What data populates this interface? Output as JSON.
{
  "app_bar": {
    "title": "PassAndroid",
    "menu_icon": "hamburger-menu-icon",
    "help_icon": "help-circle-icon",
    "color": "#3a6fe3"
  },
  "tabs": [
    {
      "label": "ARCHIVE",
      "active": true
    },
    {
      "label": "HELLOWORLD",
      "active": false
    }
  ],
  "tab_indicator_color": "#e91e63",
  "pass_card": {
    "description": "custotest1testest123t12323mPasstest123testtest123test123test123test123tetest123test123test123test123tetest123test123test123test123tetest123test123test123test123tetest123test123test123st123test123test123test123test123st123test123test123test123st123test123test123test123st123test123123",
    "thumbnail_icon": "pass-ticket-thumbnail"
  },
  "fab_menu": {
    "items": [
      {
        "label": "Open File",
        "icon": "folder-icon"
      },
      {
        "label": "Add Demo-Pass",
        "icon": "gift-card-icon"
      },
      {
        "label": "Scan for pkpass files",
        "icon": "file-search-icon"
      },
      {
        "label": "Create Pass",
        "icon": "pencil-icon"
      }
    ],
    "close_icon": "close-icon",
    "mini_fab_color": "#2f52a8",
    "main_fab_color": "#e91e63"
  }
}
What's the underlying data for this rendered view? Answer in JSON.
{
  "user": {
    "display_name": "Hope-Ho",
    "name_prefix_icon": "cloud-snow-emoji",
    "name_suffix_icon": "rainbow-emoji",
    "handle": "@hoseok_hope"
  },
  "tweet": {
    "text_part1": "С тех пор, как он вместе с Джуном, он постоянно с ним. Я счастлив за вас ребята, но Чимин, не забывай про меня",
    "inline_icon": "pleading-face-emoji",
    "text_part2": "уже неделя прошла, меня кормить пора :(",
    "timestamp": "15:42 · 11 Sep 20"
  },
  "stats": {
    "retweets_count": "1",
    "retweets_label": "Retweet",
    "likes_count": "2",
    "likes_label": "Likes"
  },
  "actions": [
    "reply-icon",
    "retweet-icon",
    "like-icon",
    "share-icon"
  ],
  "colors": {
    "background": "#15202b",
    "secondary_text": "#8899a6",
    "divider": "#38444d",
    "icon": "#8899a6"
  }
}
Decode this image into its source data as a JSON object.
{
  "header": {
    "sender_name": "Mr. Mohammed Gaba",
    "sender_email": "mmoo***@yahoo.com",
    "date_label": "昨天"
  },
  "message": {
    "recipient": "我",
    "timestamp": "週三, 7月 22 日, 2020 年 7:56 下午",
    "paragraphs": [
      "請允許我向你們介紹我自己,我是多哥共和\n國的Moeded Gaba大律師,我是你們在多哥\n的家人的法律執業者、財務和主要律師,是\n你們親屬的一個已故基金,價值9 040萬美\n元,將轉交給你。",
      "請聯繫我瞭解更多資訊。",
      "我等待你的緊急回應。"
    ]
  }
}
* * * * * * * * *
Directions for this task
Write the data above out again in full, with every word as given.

Task answer
What data populates this interface? Output as JSON.
{
  "app_bar": {
    "title": "PassAndroid",
    "menu_icon": "hamburger-menu-icon",
    "help_icon": "help-circle-icon",
    "color": "#3a6fe3"
  },
  "tabs": [
    {
      "label": "ARCHIVE",
      "active": true
    },
    {
      "label": "HELLOWORLD",
      "active": false
    }
  ],
  "tab_indicator_color": "#e91e63",
  "pass_card": {
    "description": "custotest1testest123t12323mPasstest123testtest123test123test123test123tetest123test123test123test123tetest123test123test123test123tetest123test123test123test123tetest123test123test123st123test123test123test123test123st123test123test123test123st123test123test123test123st123test123123",
    "thumbnail_icon": "pass-ticket-thumbnail"
  },
  "fab_menu": {
    "items": [
      {
        "label": "Open File",
        "icon": "folder-icon"
      },
      {
        "label": "Add Demo-Pass",
        "icon": "gift-card-icon"
      },
      {
        "label": "Scan for pkpass files",
        "icon": "file-search-icon"
      },
      {
        "label": "Create Pass",
        "icon": "pencil-icon"
      }
    ],
    "close_icon": "close-icon",
    "mini_fab_color": "#2f52a8",
    "main_fab_color": "#e91e63"
  }
}
What's the underlying data for this rendered view? Answer in JSON.
{
  "user": {
    "display_name": "Hope-Ho",
    "name_prefix_icon": "cloud-snow-emoji",
    "name_suffix_icon": "rainbow-emoji",
    "handle": "@hoseok_hope"
  },
  "tweet": {
    "text_part1": "С тех пор, как он вместе с Джуном, он постоянно с ним. Я счастлив за вас ребята, но Чимин, не забывай про меня",
    "inline_icon": "pleading-face-emoji",
    "text_part2": "уже неделя прошла, меня кормить пора :(",
    "timestamp": "15:42 · 11 Sep 20"
  },
  "stats": {
    "retweets_count": "1",
    "retweets_label": "Retweet",
    "likes_count": "2",
    "likes_label": "Likes"
  },
  "actions": [
    "reply-icon",
    "retweet-icon",
    "like-icon",
    "share-icon"
  ],
  "colors": {
    "background": "#15202b",
    "secondary_text": "#8899a6",
    "divider": "#38444d",
    "icon": "#8899a6"
  }
}
Decode this image into its source data as a JSON object.
{
  "header": {
    "sender_name": "Mr. Mohammed Gaba",
    "sender_email": "mmoo***@yahoo.com",
    "date_label": "昨天"
  },
  "message": {
    "recipient": "我",
    "timestamp": "週三, 7月 22 日, 2020 年 7:56 下午",
    "paragraphs": [
      "請允許我向你們介紹我自己,我是多哥共和\n國的Moeded Gaba大律師,我是你們在多哥\n的家人的法律執業者、財務和主要律師,是\n你們親屬的一個已故基金,價值9 040萬美\n元,將轉交給你。",
      "請聯繫我瞭解更多資訊。",
      "我等待你的緊急回應。"
    ]
  }
}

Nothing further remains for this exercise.